### INPUT FOR THIS TASK
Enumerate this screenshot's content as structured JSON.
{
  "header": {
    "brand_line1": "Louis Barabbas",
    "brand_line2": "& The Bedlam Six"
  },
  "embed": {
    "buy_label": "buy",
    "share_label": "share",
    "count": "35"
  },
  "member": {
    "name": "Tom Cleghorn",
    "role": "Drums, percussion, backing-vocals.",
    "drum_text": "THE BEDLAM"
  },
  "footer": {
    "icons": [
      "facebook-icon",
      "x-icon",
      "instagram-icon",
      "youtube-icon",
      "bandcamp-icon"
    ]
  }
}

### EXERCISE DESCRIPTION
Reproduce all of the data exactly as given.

### EXERCISE RESULT
Enumerate this screenshot's content as structured JSON.
{
  "header": {
    "brand_line1": "Louis Barabbas",
    "brand_line2": "& The Bedlam Six"
  },
  "embed": {
    "buy_label": "buy",
    "share_label": "share",
    "count": "35"
  },
  "member": {
    "name": "Tom Cleghorn",
    "role": "Drums, percussion, backing-vocals.",
    "drum_text": "THE BEDLAM"
  },
  "footer": {
    "icons": [
      "facebook-icon",
      "x-icon",
      "instagram-icon",
      "youtube-icon",
      "bandcamp-icon"
    ]
  }
}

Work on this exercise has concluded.